→ Your objective
Exclude the images, then return every line below exactly as written.

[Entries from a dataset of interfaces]
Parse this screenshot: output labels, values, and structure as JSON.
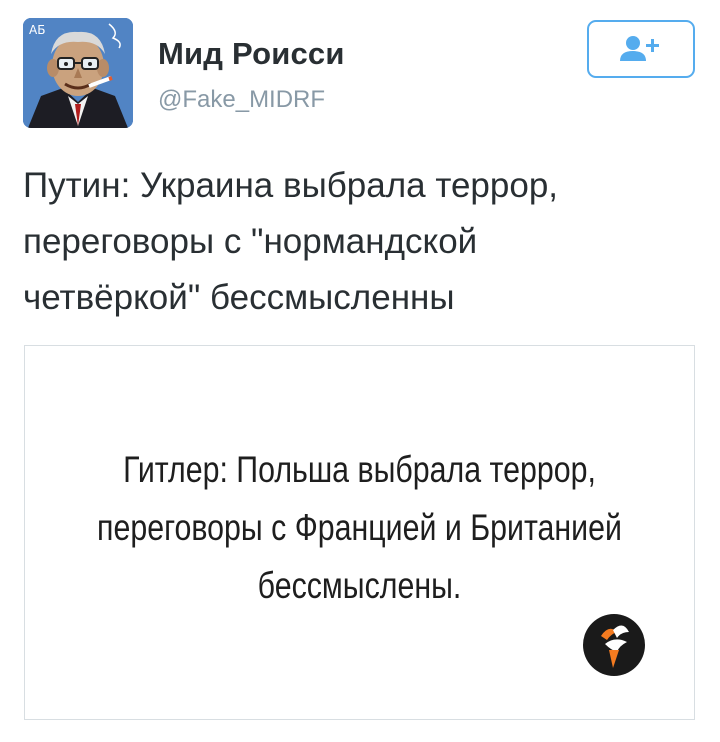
{
  "tweet": {
    "display_name": "Мид Роисси",
    "handle": "@Fake_MIDRF",
    "text_lines": [
      "Путин: Украина выбрала террор,",
      "переговоры с \"нормандской",
      "четвёркой\" бессмысленны"
    ]
  },
  "media": {
    "caption_lines": [
      "Гитлер: Польша выбрала террор,",
      "переговоры с Францией и Британией",
      "бессмыслены."
    ]
  },
  "colors": {
    "accent": "#55acee",
    "handle": "#8899a6",
    "text": "#292f33",
    "logo_orange": "#f47b20"
  },
  "icons": {
    "follow": "follow-person-plus-icon",
    "logo": "rfe-rl-bird-logo"
  }
}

→ Answer to the problem
Parse this screenshot: output labels, values, and structure as JSON.
{
  "tweet": {
    "display_name": "Мид Роисси",
    "handle": "@Fake_MIDRF",
    "text_lines": [
      "Путин: Украина выбрала террор,",
      "переговоры с \"нормандской",
      "четвёркой\" бессмысленны"
    ]
  },
  "media": {
    "caption_lines": [
      "Гитлер: Польша выбрала террор,",
      "переговоры с Францией и Британией",
      "бессмыслены."
    ]
  },
  "colors": {
    "accent": "#55acee",
    "handle": "#8899a6",
    "text": "#292f33",
    "logo_orange": "#f47b20"
  },
  "icons": {
    "follow": "follow-person-plus-icon",
    "logo": "rfe-rl-bird-logo"
  }
}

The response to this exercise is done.